Detective Comics #997 Review

by Brian Renninger on January 30, 2019

Detective Comics #997 Review
Writer: Peter J. Tomasi
Artist: Doug Mahnke
Colors: David Baron
Inks: Jaime Mendoza

Onward toward #1000, Peter J. Tomasi brings us another entry in his lead up to a major milestone for Detective Comics and DC as a whole. In this week’s issue, we continue our murderous deconstruction of Batman’s past influences for reasons yet explained. At the end of the last issue, we are reintroduced to the original Mister Miracle, Thaddeus Brown, old mentor to Bruce and Scott Free. We were promised some trouble last issue and we got it here, but ultimately we are left with far too many questions to a plot line that seems to be filling time, issue by issue until the grand finale.

I want to start by saying that I really do enjoy the circumstance and classic nature of their conundrum in this issue. It feels like a drawn out Bronze Age trap that Batman must outwit and outperform if he’s going to save the day. This issue does a good job at recreating a classic scenario and reminding us that comics, specifically Batman comics, can still be campy and fun. That being said, what in the world was the point of this issue? I’m having quite a hard time tracing any sort of cohesive narrative worth following from the start of Tomasi’s run until now. If this is just a sort of tour through Bruce’s past for the sake of bringing up familiar faces, then fine, but that could have been done with much more finesse through a series of one shots involving these characters. But, as seen in the previous issues, we just have some sort of amorphous, analogous villain that somehow knows a lot about Batman’s identity and is trying to either kill him or prove some kind of point. This many issues in, I was really hoping to see that point by now.

Speaking of Bronze Age Batman, Tomasi’s version is just as chatty.
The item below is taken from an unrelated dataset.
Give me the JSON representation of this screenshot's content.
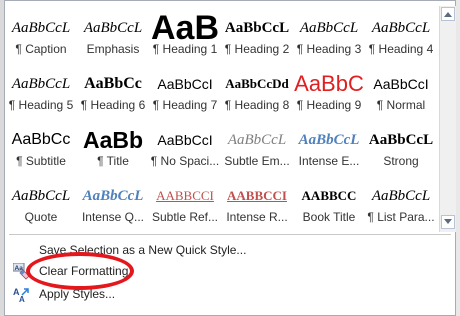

Maybe we have all gotten used to a more brooding, collected Batman, but I’m not sure why Tomasi is feeling the need to put this much of Batman’s inner train of thought onto the page in such conversational detail. What would likely be better only shown by Mankhe in the visual storytelling is also being told in such specific detail. It feels like the whole of the script panel direction is splattered in words across the page. Tomasi is a very competent storyteller, as shown in his successful Superman and Batman and Robin runs respectively, but this feels like we’re both treading water and being dragged to the end at the same time.

A final comment on the dialogue: I’m not sure what they were thinking with that “hopes and dreams” monologue.

I’m still not able to grasp the direction they’re going for this lead up to #1000 and we’re running out of road here. Hopefully the next issue will clear up both some of the plot questions we have and maybe iron out some of pacing problems as well.

Our Score:


A Look Inside